## Work instruction:
If a line in the entries below includes the string "recovery", copy it out.

## Data extract:

========================================================================

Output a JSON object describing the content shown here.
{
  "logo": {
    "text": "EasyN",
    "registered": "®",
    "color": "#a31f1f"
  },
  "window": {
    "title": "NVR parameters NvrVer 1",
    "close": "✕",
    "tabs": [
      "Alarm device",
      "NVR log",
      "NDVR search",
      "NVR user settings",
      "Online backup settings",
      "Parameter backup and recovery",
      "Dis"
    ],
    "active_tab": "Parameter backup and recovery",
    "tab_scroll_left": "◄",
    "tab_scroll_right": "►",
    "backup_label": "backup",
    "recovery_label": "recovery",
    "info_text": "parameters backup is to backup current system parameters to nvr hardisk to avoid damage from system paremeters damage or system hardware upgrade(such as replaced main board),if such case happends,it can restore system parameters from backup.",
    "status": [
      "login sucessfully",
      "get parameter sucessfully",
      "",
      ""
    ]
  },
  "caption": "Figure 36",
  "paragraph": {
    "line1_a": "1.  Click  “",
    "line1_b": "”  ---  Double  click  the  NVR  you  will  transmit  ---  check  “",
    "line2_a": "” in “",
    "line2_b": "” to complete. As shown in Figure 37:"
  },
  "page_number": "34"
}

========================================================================

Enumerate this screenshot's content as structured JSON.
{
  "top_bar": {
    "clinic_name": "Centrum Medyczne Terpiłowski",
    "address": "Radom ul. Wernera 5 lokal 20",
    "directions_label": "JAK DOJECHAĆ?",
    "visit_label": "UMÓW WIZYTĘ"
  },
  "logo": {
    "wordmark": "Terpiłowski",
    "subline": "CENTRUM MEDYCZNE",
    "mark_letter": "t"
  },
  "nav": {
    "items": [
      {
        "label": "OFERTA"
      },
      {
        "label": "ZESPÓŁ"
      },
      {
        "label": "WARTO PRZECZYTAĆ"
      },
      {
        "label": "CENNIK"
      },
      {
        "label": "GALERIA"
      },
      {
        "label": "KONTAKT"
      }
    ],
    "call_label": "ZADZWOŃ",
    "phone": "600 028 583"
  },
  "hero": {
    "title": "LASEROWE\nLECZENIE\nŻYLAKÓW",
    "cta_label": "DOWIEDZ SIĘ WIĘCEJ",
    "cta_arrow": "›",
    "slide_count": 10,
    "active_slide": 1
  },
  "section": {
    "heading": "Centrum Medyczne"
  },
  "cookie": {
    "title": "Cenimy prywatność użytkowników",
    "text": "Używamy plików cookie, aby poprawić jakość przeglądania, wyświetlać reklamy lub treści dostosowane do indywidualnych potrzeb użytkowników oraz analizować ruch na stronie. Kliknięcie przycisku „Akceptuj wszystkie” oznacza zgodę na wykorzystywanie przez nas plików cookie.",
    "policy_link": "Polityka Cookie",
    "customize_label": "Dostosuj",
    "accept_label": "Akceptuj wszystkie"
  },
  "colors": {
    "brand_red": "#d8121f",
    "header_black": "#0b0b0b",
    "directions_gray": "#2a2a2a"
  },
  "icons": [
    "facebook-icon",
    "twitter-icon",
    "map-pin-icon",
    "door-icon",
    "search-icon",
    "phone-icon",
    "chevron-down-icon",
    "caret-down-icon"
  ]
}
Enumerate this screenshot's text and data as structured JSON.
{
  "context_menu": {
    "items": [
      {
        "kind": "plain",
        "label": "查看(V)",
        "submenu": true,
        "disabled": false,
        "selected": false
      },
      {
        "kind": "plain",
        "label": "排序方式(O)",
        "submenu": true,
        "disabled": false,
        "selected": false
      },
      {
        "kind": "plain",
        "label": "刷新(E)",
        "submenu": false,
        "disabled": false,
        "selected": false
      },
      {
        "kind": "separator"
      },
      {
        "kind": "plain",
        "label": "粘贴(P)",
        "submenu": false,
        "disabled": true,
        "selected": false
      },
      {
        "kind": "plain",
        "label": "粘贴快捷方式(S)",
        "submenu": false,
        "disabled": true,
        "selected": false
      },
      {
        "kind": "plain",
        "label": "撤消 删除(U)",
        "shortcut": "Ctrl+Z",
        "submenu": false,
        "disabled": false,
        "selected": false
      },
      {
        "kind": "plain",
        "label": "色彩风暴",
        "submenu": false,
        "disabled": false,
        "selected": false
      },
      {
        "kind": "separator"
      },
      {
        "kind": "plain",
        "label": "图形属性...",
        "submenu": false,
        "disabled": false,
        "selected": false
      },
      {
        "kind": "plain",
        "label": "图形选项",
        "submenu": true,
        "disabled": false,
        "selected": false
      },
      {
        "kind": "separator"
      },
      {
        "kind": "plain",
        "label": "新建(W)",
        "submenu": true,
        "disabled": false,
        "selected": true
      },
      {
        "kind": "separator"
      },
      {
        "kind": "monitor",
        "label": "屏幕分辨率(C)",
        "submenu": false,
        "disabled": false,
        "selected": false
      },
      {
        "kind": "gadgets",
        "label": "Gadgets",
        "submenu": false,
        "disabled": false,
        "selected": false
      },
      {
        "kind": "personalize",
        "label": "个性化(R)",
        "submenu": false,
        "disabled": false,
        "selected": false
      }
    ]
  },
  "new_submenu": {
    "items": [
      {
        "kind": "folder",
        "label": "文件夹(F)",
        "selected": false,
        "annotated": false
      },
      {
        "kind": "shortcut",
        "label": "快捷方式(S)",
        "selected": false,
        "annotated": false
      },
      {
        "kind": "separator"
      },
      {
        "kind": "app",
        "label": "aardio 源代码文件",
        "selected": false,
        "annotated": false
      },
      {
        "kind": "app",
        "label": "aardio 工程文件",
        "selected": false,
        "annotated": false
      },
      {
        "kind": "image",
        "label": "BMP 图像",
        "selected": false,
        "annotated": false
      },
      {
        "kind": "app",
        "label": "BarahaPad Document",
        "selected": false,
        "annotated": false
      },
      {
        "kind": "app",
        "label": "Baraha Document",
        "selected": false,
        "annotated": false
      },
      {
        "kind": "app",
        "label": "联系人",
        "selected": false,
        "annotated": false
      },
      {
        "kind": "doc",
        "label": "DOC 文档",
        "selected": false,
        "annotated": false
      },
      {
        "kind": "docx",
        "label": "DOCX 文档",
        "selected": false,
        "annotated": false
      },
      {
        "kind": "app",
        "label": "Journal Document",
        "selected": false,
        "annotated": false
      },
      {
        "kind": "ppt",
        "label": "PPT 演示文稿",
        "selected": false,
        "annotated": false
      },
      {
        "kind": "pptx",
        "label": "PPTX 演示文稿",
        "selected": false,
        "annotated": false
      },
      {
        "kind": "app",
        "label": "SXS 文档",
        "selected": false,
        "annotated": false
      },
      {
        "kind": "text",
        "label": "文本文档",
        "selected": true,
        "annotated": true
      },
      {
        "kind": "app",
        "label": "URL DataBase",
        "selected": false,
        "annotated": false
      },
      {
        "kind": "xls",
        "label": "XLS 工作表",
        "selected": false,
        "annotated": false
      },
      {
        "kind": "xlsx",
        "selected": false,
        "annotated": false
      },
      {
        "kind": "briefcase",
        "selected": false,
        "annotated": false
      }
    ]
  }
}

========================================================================

## Exercise solution:
      "Parameter backup and recovery",
    "active_tab": "Parameter backup and recovery",
    "recovery_label": "recovery",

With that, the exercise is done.